West Virginia Executive Summer 2014 - Page 36

Congressional Race – 2nd District Alex Mooney (R) Nick Casey (D) Alex Mooney, candidate for West Virginia’s 2nd Congressional District, became the youngest member of the Maryland State Senate in 1998. Mooney was an aide to Congressman Roscoe Bartlett and a legislative analyst for the House Republican Conference Committee. As a senator, he fought for conservative fiscal and social values, including lower taxes, less government spending, protecting Second Amendment rights, pro-life legislation, job creation and senior care. Nick Casey, a CPA and a lawyer, is running for office in West Virginia’s 2nd Congressional District. His goal as congressman is to change the partisan gridlock tearing the country apart. He will vote to responsibly cut spending, though not on the backs of Social Security and Medicare recipients. He will also fight for West Virginia’s industries and against increasing regulations, and he wants to help create value-added jobs for West Virginians.
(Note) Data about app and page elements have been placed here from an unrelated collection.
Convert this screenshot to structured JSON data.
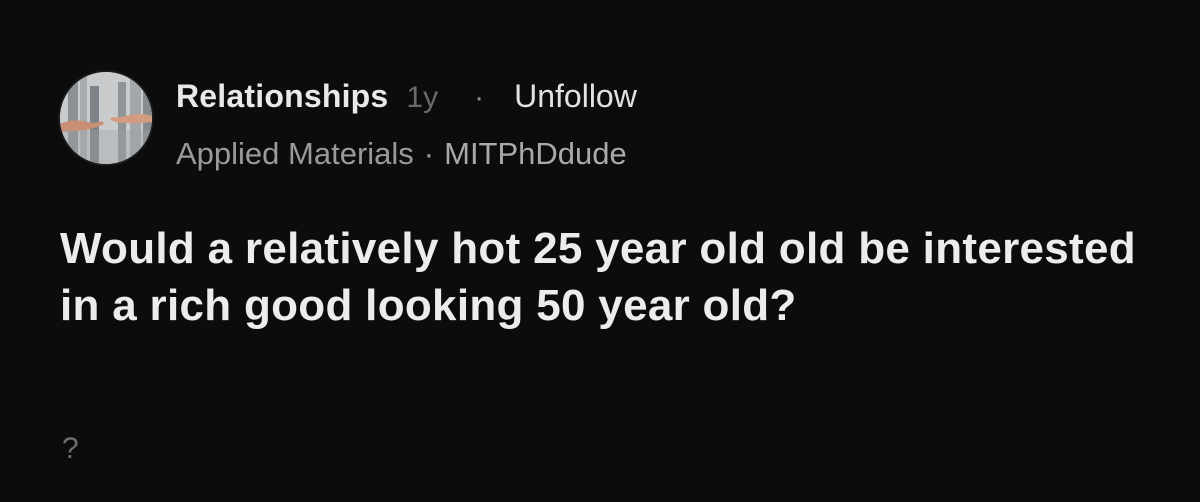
{
  "post": {
    "community": "Relationships",
    "age": "1y",
    "separator": "·",
    "follow_label": "Unfollow",
    "company": "Applied Materials",
    "author_separator": "·",
    "username": "MITPhDdude",
    "title": "Would a relatively hot 25 year old old be interested in a rich good looking 50 year old?",
    "body": "?",
    "avatar_icon": "reaching-hands-icon"
  }
}
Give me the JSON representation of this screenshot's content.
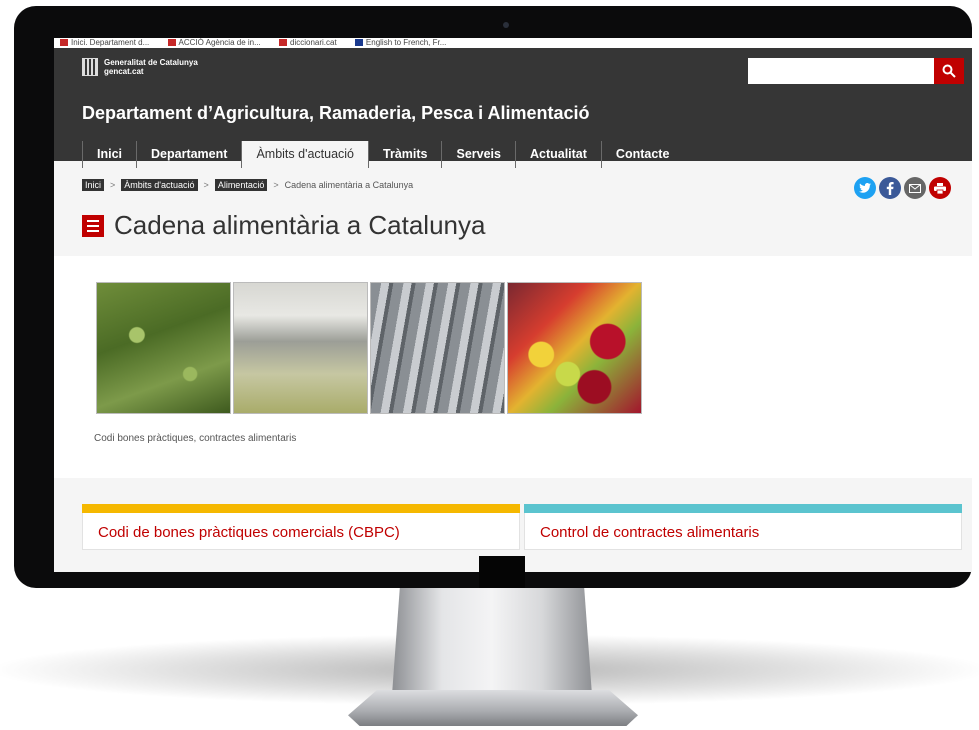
{
  "bookmarks": [
    "Inici. Departament d...",
    "ACCIÓ Agència de in...",
    "diccionari.cat",
    "English to French, Fr..."
  ],
  "header": {
    "logo_line1": "Generalitat de Catalunya",
    "logo_line2": "gencat.cat",
    "search_placeholder": "",
    "department_title": "Departament d’Agricultura, Ramaderia, Pesca i Alimentació"
  },
  "nav": {
    "items": [
      {
        "label": "Inici"
      },
      {
        "label": "Departament"
      },
      {
        "label": "Àmbits d'actuació"
      },
      {
        "label": "Tràmits"
      },
      {
        "label": "Serveis"
      },
      {
        "label": "Actualitat"
      },
      {
        "label": "Contacte"
      }
    ],
    "active": "Àmbits d'actuació"
  },
  "breadcrumb": {
    "items": [
      "Inici",
      "Àmbits d'actuació",
      "Alimentació"
    ],
    "current": "Cadena alimentària a Catalunya",
    "separator": ">"
  },
  "share": {
    "icons": [
      "twitter-icon",
      "facebook-icon",
      "email-icon",
      "print-icon"
    ],
    "colors": [
      "#1da1f2",
      "#3b5998",
      "#666666",
      "#c00000"
    ]
  },
  "page": {
    "title": "Cadena alimentària a Catalunya",
    "caption": "Codi bones pràctiques, contractes alimentaris"
  },
  "cards": [
    {
      "label": "Codi de bones pràctiques comercials (CBPC)",
      "accent": "#f5b800"
    },
    {
      "label": "Control de contractes alimentaris",
      "accent": "#5bc4cf"
    }
  ],
  "colors": {
    "brand_red": "#c00000",
    "header_bg": "#363636"
  }
}
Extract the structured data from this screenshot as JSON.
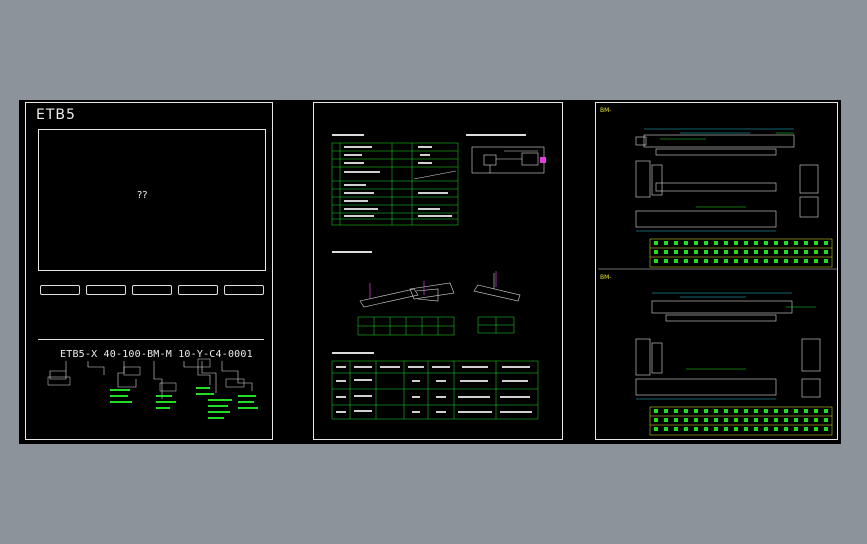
{
  "sheet1": {
    "title": "ETB5",
    "preview_text": "??",
    "buttons": [
      "",
      "",
      "",
      "",
      ""
    ],
    "model_label": "",
    "model_code": "ETB5-X 40-100-BM-M 10-Y-C4-0001"
  },
  "sheet2": {
    "section_titles": [
      "",
      "",
      "",
      ""
    ]
  },
  "sheet3": {
    "titles": [
      "BM-",
      "BM-"
    ]
  },
  "colors": {
    "background": "#8d939b",
    "canvas": "#000000",
    "frame": "#e6e6e6",
    "green": "#22dd22",
    "cyan": "#29c8d8",
    "yellow": "#e6e62a",
    "magenta": "#e040e0"
  }
}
A s k t h e C a n d i d at e A s k t h e C a n d i d at e What do you see as West Virginia’s biggest challenges? What do you see as West Virginia’s biggest challenges? The biggest challenge everyone hears about is the regulations from the EPA. Under Obama and his expansive abuse of powers, it’s been harder to run a farm business, agricultural business, a coal company or any business. Another example is the passage of Obamacare, which has made the cost of owning and operating a business in West Virginia much more expensive. Obamacare is such a great example because it’s big government, and it’s taking away our freedoms by mandating insurance coverage for people and what kind of coverage they have. It is costing jobs. Obamacare really encapsulates many of the challenges facing West Virginia companies. Right now, the regulatory situation is very difficult. Most of my clients, and certainly myself when I act as a business person, want predictability and stability, and what we’ve got right now is a lot of instability. Regulations are being enforced in manners that many people think are inconsistent with what the regulation or underlying law was supposed to do. The ability to have a stable regulatory and legal environment is one of the problems for business folks in West Virginia right now. Once that stabilizes or we get some people in Congress who can make it stable, our good business people and their employees will deal with those regulations. What do you see as the nation’s biggest challenges? What do you see as the nation’s biggest challenges? I think it’s dealing with our loss of freedoms. The ability to work and keep the money you earn is under threat. I feel like hardworking, productive West Virginians and Americans are, right now, under attack, particularly from Obama and his policies. Taxes were increased a couple of years ago. There’s been no relief on the corporate tax rate, despite the increase in regulations and complying with things like Obamacare and government bureaucracies. So, it’s really a loss of freedoms. The regulatory issues affect everybody. I think any environment in which regulations are undependable creates a tremendous challenge across the country. It makes business people sit on cash because they’re not comfortable that the regulations are settled or will be settled in a way that’s reasonable. They don’t make investments, which would help the country and the economy. They distrust the decision making. That low level of trust is a shame and demonstrates to me that they don’t believe government is functioning in a way that’s in their best interest. We’ve got to do something about that trust. Which of your personal characteristics will help you as a congressman? The personal characteristic I think I share with West Virginia voters is someone who will stand up and fight for their principles. I have no problem working with Democrats when we agree, even though I’m a conservative Republican. On the other hand, there’s a time to fight. With the war on coal right now being waged against West Virginians and the war on the farmers and gun owners; Obamacare, which is a war on businesses and job creators, and the trial lawyers’ rampant lawsuit abuses, which is a war on job creators, there’s a time to fight. 36 west virginia executive Which of your personal characteristics will help you as a congressman? My experience in dealing with people who have issues and conflicts as an attorney gives me the best leg up. We need people in Congress who can make things happen instead of people who think the best way to address an issue is to blow up the deal. That’s not the way people run their lives, and that’s not the way they run their businesses. I think it’s that ability to come in and have a fair discussion and be open-minded.